Don’t let the unknown scare you away from push advertising. Recent updates have been made to internet advertising platforms to improve the control you have over who sees your ads. Just remember that anything you do to increase demand for your industry as a whole will benefit your competition also. That’s why smart companies reach out to their competitors to pool resources when interest begins to wane .
The Got Milk ad campaign is a great example this. To this day, every time I see cookies, brownies, or even peanut butter, I start looking for a cold glass of milk.
It doesn’t need to be played at the Super Bowl for you to get the amount of exposure you need. You simply need to illustrate why your product or service is more important than ever now.
How to Capture Market Share Quickly
If you can’t revitalize the market, the next best thing is to quickly capture as much market share as you can. This can help you grow in the short run, but savvy businesses recognize that this only buys them time. They’ll still need to address the decline at some point. Most businesses capture market share in a declining industry by either buying out their competition or aggressively establishing their own brand leadership.

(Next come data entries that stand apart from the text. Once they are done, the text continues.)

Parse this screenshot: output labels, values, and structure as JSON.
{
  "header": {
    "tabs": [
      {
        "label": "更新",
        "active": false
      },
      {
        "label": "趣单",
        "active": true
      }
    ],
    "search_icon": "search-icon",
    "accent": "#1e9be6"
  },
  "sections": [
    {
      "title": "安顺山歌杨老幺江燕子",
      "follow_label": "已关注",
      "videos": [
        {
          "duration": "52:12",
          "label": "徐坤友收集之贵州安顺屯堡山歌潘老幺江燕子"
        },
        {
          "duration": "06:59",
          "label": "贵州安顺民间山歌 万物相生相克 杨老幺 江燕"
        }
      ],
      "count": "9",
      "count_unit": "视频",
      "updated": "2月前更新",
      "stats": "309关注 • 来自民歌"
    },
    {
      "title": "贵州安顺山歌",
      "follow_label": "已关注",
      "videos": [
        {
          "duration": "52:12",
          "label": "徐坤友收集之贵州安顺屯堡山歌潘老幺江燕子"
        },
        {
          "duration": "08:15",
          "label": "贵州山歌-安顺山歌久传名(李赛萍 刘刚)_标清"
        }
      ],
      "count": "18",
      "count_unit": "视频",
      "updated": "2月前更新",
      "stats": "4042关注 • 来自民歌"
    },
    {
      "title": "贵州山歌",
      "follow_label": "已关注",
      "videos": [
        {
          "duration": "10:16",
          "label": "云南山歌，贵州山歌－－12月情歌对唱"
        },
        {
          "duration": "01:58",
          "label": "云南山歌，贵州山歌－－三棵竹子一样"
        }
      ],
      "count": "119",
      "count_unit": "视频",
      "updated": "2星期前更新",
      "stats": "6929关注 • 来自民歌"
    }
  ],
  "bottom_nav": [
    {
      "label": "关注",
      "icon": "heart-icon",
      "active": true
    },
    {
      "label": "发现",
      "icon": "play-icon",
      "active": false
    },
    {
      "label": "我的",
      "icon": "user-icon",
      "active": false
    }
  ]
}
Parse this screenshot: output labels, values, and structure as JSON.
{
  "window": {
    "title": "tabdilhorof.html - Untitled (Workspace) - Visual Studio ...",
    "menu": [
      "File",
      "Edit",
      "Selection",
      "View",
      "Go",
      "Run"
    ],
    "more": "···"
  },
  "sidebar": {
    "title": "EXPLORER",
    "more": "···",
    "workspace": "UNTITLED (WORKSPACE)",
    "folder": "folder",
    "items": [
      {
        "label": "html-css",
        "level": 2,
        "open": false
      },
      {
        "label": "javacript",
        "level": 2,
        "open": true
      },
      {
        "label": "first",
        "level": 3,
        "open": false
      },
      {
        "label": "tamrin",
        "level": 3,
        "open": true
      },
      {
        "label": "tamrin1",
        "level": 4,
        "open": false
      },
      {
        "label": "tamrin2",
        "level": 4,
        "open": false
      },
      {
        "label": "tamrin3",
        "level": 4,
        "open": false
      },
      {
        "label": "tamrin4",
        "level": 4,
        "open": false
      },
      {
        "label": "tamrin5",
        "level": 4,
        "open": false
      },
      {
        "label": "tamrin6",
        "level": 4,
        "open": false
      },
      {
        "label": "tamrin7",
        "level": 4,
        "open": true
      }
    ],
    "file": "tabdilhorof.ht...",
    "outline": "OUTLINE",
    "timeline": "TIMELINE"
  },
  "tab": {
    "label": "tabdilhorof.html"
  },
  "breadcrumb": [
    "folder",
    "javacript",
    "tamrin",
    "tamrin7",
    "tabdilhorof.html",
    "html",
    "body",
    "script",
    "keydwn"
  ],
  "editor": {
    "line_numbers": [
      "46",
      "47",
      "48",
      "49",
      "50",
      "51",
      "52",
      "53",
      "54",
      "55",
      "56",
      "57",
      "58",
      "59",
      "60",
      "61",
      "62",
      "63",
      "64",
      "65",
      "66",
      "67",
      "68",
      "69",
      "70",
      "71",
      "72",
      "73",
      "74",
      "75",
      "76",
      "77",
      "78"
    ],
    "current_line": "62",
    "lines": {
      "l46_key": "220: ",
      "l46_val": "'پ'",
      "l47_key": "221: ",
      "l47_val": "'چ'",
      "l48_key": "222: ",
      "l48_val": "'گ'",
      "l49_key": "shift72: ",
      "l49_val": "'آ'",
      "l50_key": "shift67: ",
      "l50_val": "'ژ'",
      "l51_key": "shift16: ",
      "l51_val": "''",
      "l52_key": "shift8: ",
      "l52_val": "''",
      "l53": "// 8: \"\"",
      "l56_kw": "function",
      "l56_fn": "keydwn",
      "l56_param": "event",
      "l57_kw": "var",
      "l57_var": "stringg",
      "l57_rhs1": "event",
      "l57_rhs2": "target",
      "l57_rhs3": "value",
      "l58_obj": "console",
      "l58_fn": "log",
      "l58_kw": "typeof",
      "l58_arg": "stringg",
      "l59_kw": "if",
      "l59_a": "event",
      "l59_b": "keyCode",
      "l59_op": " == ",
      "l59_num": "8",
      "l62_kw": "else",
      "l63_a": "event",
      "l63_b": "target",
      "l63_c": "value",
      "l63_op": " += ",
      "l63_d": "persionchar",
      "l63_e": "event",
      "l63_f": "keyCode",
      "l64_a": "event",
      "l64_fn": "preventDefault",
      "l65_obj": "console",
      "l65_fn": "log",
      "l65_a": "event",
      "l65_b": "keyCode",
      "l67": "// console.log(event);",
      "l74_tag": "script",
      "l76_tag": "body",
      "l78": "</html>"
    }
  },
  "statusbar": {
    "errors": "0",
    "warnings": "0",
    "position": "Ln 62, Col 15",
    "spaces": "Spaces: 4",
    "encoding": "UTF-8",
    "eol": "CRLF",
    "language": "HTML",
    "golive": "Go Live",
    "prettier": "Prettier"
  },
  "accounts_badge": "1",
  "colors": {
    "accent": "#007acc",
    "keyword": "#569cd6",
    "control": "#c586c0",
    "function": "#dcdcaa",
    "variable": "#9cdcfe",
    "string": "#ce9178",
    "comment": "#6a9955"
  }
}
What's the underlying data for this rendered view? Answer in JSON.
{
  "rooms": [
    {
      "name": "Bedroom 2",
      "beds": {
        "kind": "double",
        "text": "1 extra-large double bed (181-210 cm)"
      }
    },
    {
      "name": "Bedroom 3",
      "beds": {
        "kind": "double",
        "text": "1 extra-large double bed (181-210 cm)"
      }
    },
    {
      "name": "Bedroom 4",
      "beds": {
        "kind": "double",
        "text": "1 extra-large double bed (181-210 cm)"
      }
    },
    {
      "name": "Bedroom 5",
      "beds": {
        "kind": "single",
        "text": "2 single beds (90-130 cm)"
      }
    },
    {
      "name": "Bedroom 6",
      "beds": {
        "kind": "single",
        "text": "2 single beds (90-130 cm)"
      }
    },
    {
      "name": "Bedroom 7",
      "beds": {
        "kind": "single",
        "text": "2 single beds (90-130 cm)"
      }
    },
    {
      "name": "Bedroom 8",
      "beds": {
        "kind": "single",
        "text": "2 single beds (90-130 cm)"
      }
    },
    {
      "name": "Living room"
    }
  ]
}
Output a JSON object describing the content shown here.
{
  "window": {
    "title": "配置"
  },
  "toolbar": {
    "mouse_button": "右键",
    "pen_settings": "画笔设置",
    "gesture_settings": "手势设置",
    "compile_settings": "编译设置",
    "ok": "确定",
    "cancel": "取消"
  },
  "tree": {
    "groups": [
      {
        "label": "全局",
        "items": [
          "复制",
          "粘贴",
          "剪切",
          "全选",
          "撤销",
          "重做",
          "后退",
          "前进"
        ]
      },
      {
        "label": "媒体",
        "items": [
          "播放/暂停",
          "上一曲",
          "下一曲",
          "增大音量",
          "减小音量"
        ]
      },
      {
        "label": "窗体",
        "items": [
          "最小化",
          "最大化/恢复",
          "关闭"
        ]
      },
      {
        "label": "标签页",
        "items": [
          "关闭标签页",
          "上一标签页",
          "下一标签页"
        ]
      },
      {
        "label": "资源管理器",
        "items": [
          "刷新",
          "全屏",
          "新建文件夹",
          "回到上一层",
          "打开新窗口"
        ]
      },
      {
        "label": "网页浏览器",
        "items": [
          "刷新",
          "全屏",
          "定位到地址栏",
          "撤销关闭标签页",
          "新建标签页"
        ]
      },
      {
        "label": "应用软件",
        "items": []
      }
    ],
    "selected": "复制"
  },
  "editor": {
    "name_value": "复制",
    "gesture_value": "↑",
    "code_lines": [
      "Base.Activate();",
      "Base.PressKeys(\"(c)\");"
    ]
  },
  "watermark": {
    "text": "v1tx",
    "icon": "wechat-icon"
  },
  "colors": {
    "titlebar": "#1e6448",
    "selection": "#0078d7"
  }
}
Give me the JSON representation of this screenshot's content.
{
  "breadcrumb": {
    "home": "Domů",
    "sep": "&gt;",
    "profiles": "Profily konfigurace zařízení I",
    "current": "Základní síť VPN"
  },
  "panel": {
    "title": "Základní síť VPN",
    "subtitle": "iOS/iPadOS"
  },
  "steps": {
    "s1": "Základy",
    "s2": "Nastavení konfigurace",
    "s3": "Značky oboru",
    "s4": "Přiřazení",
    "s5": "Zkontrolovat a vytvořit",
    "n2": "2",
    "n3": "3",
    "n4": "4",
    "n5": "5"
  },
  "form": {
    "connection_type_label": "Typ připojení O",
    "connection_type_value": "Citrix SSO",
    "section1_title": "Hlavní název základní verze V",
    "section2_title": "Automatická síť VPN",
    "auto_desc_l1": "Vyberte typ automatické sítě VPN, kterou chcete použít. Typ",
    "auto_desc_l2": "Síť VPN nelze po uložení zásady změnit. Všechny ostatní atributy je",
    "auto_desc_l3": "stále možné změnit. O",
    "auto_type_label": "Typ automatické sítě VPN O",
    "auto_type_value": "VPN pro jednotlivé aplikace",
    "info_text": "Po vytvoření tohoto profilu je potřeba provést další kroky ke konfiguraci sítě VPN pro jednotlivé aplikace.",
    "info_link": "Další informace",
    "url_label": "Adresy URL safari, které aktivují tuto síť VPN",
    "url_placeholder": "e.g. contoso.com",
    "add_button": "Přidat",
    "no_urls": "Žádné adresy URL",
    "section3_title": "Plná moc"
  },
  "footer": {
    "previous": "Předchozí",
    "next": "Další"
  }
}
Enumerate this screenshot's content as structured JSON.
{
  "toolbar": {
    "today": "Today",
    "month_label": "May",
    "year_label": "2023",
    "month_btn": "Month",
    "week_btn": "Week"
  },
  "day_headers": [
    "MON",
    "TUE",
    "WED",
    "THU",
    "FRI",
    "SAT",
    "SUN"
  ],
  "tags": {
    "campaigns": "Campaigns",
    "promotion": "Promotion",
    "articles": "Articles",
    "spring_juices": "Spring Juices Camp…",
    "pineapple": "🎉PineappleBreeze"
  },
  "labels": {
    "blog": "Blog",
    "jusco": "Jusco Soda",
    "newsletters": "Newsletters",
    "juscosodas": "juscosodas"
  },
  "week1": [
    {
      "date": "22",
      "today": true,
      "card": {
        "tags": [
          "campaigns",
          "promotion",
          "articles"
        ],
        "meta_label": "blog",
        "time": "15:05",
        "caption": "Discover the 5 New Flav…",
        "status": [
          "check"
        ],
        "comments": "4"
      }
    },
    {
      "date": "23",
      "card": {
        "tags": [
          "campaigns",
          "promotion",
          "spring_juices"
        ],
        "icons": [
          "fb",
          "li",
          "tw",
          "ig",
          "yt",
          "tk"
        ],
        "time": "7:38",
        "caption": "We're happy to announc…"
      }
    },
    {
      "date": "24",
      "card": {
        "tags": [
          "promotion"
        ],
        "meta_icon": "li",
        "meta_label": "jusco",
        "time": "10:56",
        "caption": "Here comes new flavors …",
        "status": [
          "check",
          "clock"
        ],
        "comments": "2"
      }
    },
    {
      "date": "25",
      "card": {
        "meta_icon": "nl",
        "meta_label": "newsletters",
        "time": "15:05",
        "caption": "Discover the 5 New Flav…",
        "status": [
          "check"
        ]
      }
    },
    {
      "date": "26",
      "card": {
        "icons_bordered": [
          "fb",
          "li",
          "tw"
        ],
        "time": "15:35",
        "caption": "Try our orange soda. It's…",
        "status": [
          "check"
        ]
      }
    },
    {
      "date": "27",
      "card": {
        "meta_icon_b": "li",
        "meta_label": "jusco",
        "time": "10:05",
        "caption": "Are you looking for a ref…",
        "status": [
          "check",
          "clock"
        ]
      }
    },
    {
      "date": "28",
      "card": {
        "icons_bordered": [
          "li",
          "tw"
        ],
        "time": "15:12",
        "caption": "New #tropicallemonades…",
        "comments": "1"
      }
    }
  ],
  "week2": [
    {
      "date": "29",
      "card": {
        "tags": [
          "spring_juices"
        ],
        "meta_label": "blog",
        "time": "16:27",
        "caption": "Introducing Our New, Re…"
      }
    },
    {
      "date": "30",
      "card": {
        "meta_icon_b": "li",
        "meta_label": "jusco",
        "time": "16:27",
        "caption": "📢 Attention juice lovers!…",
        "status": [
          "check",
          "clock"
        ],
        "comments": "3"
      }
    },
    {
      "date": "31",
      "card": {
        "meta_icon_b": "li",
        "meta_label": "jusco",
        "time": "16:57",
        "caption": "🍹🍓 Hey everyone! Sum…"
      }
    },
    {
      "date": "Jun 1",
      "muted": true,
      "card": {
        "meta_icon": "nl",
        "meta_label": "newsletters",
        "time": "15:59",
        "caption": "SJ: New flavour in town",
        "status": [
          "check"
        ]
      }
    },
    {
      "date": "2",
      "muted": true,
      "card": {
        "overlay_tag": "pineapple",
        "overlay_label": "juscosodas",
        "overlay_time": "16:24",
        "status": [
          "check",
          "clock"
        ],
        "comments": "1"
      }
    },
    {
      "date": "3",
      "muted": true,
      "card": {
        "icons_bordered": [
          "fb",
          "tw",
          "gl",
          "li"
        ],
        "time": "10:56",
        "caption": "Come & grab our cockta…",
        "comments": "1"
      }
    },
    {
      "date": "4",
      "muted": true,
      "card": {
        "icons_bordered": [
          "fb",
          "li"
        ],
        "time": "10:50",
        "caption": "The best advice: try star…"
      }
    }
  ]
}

This is anything but straightforward, and probably demands it’s own future article. If you’ve noticed a decrease in business because of consumer disinterest, your competitors probably have too. This is a great time to buy them out. Most companies are more likely to sell at a discount when they believe the market won’t get any better.
Building Brand Leadership
The hard part about this strategy is that it typically takes a lot of time or a lot of luck. But remember that luck favors the prepared. Look for ways to quickly win the brand leadership war. In the case of Netflix and Hulu, the battle was won in about 6 months with the introduction of Netflix streaming apps on the Wii and other systems. Look for that slight difference that sets you on a course to rise above your competitors.
If there’s nothing you can do to revitalize demand in your core products/services, start looking for ways to diversify. One of the best ways to get started is to identify your byproducts. What products/services do you have that could bring in their own revenue stream? I’ve seen service businesses that had to develop their own software to manage their business. When they needed to diversify, it was fairly easy to monetize their software as a service.
Whether you choose to give your industry a jump start with great advertising or diversify your business, you should be able to establish a pattern of growth. If you choose a short-term solution, be quick about it and recognize that you are just buying yourself time to solve the bigger problem.
As always, if you think I’m off base on this, I’d love to “argue” with you in the comments below.